The Scottish Conservatives have mounted a dignified campaign led by the doughty Annabel Goldie, everyone’s favourite auntie. They have also talked a good deal of sense on issues like local taxation, affordable housing and drug rehabilitation. But they have been caught between the grindstones of the constitution debate. Annabel Goldie’s defiant insistence that the union is inviolable has contrasted with comments from figures like enterprise spokesman, Murdo Fraser, and even David Cameron that - though they don’t recommend it - Scotland could survive perfectly well as an independent country.
In taking this line, they are trying to come to terms with the debate as it is taking place in Scotland. Labour, meanwhile, have simply excluded themselves from it. Tony Blair’s visits have become increasingly negative, culminating in his highly personal remarks on Thursday that Alex Salmond is only interested in “fighting England”, as if the SNP leader were a latter day William Wallace.
Now, there is a case to be made that the SNP leader, if he became First Minister, would be likely to take a more robust line towards Westminster on issues such as the attendance allowances which were withheld from free elderly care, or the #381 million in council tax benefit. Then of course there is oil, Trident, immigration... But it might be that the Scottish voters, while showing no obvious interest in secession, may want a government in Holyrood, which is a little more confrontational.
This is the only way of reconciling the great electoral contradiction of this election, which is that support for formal independence is dwindling, even as the SNP is drawing ahead of Labour. In the Yougov poll on Friday, support for a separate Scotland in Europe was down to 23%. Other polls have placed independence in Europe lower still, while showing a large majority in favour of more powers for Holyrood.

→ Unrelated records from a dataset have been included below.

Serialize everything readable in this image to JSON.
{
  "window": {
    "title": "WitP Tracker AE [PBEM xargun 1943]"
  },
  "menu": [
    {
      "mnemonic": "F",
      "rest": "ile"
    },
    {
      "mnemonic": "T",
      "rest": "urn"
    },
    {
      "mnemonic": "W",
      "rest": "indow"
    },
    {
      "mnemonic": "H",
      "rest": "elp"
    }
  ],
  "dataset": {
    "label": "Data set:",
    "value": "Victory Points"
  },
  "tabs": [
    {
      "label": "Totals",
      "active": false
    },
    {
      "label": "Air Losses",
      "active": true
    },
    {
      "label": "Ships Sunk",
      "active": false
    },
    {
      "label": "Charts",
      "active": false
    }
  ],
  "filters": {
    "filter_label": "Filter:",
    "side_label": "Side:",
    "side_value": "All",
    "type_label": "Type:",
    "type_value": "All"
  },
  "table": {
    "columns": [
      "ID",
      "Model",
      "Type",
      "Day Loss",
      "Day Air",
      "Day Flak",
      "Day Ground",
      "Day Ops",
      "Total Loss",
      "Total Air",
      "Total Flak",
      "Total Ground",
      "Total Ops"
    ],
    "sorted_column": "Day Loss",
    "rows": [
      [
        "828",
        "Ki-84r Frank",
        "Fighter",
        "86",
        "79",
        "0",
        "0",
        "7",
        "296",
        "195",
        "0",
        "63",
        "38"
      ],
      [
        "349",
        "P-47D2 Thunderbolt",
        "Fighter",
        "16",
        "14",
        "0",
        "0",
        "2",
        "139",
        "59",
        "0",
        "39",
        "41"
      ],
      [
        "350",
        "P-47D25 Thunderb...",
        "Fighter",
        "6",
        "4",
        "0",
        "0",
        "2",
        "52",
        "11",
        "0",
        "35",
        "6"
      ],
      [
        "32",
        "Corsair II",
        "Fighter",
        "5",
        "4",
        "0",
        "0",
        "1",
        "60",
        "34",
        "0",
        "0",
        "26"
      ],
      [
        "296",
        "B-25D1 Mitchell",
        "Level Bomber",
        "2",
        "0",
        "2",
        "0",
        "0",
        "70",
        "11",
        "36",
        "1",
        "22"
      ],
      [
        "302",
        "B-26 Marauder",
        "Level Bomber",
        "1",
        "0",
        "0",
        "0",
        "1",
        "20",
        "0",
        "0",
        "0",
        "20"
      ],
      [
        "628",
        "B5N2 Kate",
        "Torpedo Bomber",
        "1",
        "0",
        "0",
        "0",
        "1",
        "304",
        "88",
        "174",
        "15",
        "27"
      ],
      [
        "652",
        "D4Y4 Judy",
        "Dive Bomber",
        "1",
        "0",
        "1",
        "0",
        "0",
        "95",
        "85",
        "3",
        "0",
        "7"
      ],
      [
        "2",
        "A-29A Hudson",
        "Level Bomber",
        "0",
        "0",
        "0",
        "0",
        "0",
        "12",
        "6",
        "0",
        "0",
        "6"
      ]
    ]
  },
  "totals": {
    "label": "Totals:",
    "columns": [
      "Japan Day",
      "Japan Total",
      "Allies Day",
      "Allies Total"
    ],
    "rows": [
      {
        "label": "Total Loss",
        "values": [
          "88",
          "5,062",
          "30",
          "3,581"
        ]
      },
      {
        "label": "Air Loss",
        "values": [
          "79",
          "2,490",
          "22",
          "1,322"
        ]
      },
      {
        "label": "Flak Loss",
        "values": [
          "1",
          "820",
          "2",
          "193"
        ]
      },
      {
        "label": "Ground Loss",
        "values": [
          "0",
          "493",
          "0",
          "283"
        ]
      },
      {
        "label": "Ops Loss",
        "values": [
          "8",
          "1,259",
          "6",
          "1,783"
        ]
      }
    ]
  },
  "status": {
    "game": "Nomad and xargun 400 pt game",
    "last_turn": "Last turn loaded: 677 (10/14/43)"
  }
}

Jack McConnell is convinced that this contradiction is the key to victory. He has been tearing round the country to shopping centres and old peoples’ homes, selling the message that Labour, not the SNP, is the real “patriotic party”, Scotland’s real national party. However, he still looks the underdog. TV interviewers have begun to treat him as a loser, talking down to him and badgering him about inconsistencies in his local taxation policies. Bernard Ponsonby’s assault on the FM, currently running on YouTube, isn’t a pretty sight.
The SNP has conducted a cool presidential campaign, based around the personality of their leader and on an independence-lite policy programme. This is either perpetrating a fraud on the electorate, as Labour say, or it is just what it says it is - an attempt by the SNP to show it can be a credible party of government in Holyrood. The intriguing question, given the dismal showing in the opinion polls for a separate Scotland, is whether the SNP has now entered on a course that will inevitably lead it to become a “post-nationalist” party like its Catalan and Quebecois equivalents. Certainly, there is a long way to go before the SNP could conceivably win a referendum on independence. All those spending commitments have to be honoured, local income tax introduced, relations with Westminster harmonised.
And, first things first, it has to win the Holyrood election on Thursday and manage to cement a coalition government with the Liberal Democrats who are still refusing to countenance any referendum on anything. It all seems like an impossible task.
But the polls can’t all be wrong. And what they are saying is that, unless Labour pull something out of the hat in next three days, Alex Salmond will the next inhabitant of Bute House.